[Collected data entries]
....................

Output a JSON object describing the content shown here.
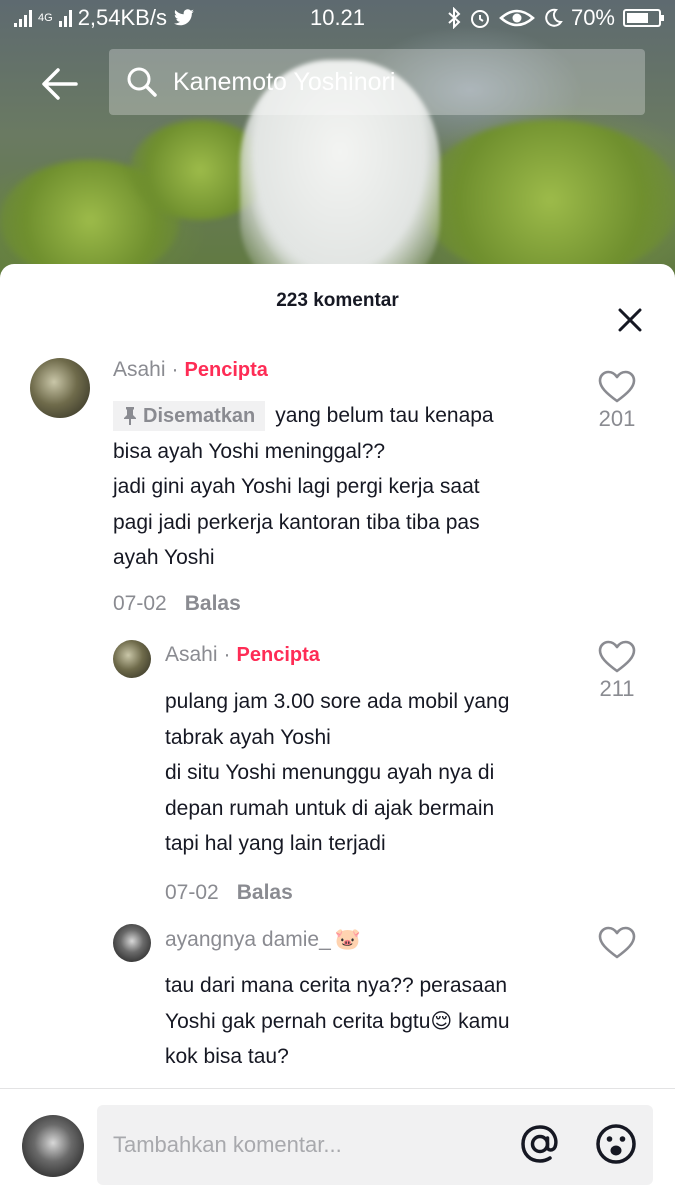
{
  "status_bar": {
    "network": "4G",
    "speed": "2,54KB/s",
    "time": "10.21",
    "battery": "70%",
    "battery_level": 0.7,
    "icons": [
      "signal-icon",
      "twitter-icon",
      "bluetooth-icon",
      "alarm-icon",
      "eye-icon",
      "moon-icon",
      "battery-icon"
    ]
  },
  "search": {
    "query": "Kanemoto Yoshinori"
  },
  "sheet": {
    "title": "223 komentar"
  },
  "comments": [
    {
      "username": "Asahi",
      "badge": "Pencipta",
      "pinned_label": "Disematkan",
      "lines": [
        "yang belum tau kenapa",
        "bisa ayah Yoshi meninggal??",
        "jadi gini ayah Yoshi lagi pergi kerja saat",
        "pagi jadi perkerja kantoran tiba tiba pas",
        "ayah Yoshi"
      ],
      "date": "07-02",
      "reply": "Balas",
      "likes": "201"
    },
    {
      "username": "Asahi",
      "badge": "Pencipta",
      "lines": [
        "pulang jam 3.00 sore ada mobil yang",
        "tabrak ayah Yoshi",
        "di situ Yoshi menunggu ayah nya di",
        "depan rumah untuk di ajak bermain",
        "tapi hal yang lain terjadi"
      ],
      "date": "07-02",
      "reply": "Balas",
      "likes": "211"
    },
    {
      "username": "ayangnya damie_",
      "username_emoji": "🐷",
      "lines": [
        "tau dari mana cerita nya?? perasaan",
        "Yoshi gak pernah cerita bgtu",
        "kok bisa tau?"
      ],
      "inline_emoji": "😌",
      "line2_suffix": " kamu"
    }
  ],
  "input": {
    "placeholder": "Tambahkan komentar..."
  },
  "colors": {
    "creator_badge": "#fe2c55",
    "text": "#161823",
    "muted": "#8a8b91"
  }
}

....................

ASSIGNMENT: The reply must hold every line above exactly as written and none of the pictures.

THE ANSWER:
Output a JSON object describing the content shown here.
{
  "status_bar": {
    "network": "4G",
    "speed": "2,54KB/s",
    "time": "10.21",
    "battery": "70%",
    "battery_level": 0.7,
    "icons": [
      "signal-icon",
      "twitter-icon",
      "bluetooth-icon",
      "alarm-icon",
      "eye-icon",
      "moon-icon",
      "battery-icon"
    ]
  },
  "search": {
    "query": "Kanemoto Yoshinori"
  },
  "sheet": {
    "title": "223 komentar"
  },
  "comments": [
    {
      "username": "Asahi",
      "badge": "Pencipta",
      "pinned_label": "Disematkan",
      "lines": [
        "yang belum tau kenapa",
        "bisa ayah Yoshi meninggal??",
        "jadi gini ayah Yoshi lagi pergi kerja saat",
        "pagi jadi perkerja kantoran tiba tiba pas",
        "ayah Yoshi"
      ],
      "date": "07-02",
      "reply": "Balas",
      "likes": "201"
    },
    {
      "username": "Asahi",
      "badge": "Pencipta",
      "lines": [
        "pulang jam 3.00 sore ada mobil yang",
        "tabrak ayah Yoshi",
        "di situ Yoshi menunggu ayah nya di",
        "depan rumah untuk di ajak bermain",
        "tapi hal yang lain terjadi"
      ],
      "date": "07-02",
      "reply": "Balas",
      "likes": "211"
    },
    {
      "username": "ayangnya damie_",
      "username_emoji": "🐷",
      "lines": [
        "tau dari mana cerita nya?? perasaan",
        "Yoshi gak pernah cerita bgtu",
        "kok bisa tau?"
      ],
      "inline_emoji": "😌",
      "line2_suffix": " kamu"
    }
  ],
  "input": {
    "placeholder": "Tambahkan komentar..."
  },
  "colors": {
    "creator_badge": "#fe2c55",
    "text": "#161823",
    "muted": "#8a8b91"
  }
}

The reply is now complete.